Workers from the public sector are more likely to take a claim to an employment tribunal than private sector workers, according to research carried out by commercial law firm, EMW.
The findings come from an analysis of national statistics and all employment appeal tribunals.
It showed that last year 37% of employment appeals were from the public sector whereas in 2006 it was only 30%.
That is a 24% rise in five years. This is despite the public sector only employing 22% of the UK workforce.
Public sector employment tribunals are expected to rise further
According to EMW, public sector employers will face further rises in employment claims over the coming year after the Government plans to cut jobs begin to be implemented.
Tensions will start to rise between workers in the public sector and their employers as redundancies, benefit cuts and active performance management start to take their toll.
Tough economic conditions may play their part
The principal in the employment team at EMW, Louise Holder, says public sector employers already have more employment appeals than their private sector counterpart, and with many of their workers fearing they will find it difficult to get another job, the number of claims is likely to go up.
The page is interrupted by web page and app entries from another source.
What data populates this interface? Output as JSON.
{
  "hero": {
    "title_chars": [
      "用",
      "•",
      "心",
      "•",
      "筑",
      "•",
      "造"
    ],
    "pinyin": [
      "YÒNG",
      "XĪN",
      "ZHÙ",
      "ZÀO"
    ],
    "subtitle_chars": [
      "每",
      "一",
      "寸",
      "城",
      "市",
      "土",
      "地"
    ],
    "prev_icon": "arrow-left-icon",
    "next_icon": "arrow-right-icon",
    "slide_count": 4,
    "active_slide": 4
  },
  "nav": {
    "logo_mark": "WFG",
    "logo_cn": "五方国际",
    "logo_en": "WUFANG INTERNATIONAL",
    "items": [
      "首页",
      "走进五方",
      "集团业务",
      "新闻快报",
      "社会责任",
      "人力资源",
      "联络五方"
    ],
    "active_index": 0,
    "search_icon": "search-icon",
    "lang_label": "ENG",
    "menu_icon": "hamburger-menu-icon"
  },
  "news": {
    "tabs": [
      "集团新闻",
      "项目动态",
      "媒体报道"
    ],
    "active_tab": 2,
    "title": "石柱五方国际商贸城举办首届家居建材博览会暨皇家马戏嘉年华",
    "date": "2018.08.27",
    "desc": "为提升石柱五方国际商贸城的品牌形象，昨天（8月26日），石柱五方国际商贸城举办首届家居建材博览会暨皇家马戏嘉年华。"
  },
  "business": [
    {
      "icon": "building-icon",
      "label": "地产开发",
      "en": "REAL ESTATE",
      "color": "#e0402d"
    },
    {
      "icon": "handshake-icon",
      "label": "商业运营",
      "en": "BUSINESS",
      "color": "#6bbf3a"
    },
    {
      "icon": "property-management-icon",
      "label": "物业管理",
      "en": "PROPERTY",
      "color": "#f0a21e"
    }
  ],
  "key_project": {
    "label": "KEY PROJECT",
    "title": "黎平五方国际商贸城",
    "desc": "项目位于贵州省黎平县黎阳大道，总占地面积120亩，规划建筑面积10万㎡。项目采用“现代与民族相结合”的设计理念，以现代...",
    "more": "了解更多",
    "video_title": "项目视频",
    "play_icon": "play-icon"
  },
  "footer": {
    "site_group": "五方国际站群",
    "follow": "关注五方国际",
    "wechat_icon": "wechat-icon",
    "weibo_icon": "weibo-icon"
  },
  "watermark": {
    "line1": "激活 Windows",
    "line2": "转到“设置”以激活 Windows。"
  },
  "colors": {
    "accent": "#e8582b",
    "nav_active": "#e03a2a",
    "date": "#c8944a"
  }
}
She said: “Many of these claims will be from public sector workers who have been made redundant. People are much more likely to bring unfair dismissal claims during tough economic conditions, particularly if they feel that their prospects of getting another job quickly are slim. With more public sector job cuts on the way, this could be the tip of the iceberg.”
Employees have to do more for less money
She also thinks that the introduction of active performance management, which is likely to lead to employees being made to work harder for less money and job security, could see employers taken to Court.
She said: “At the same time, the public sector is expected to start putting in place efficiency drives with performance targets that are likely to be tougher and monitored more rigorously. Some employees who are not used to this could see this as a form of bullying while those who are made redundant could file for unfair dismissal.”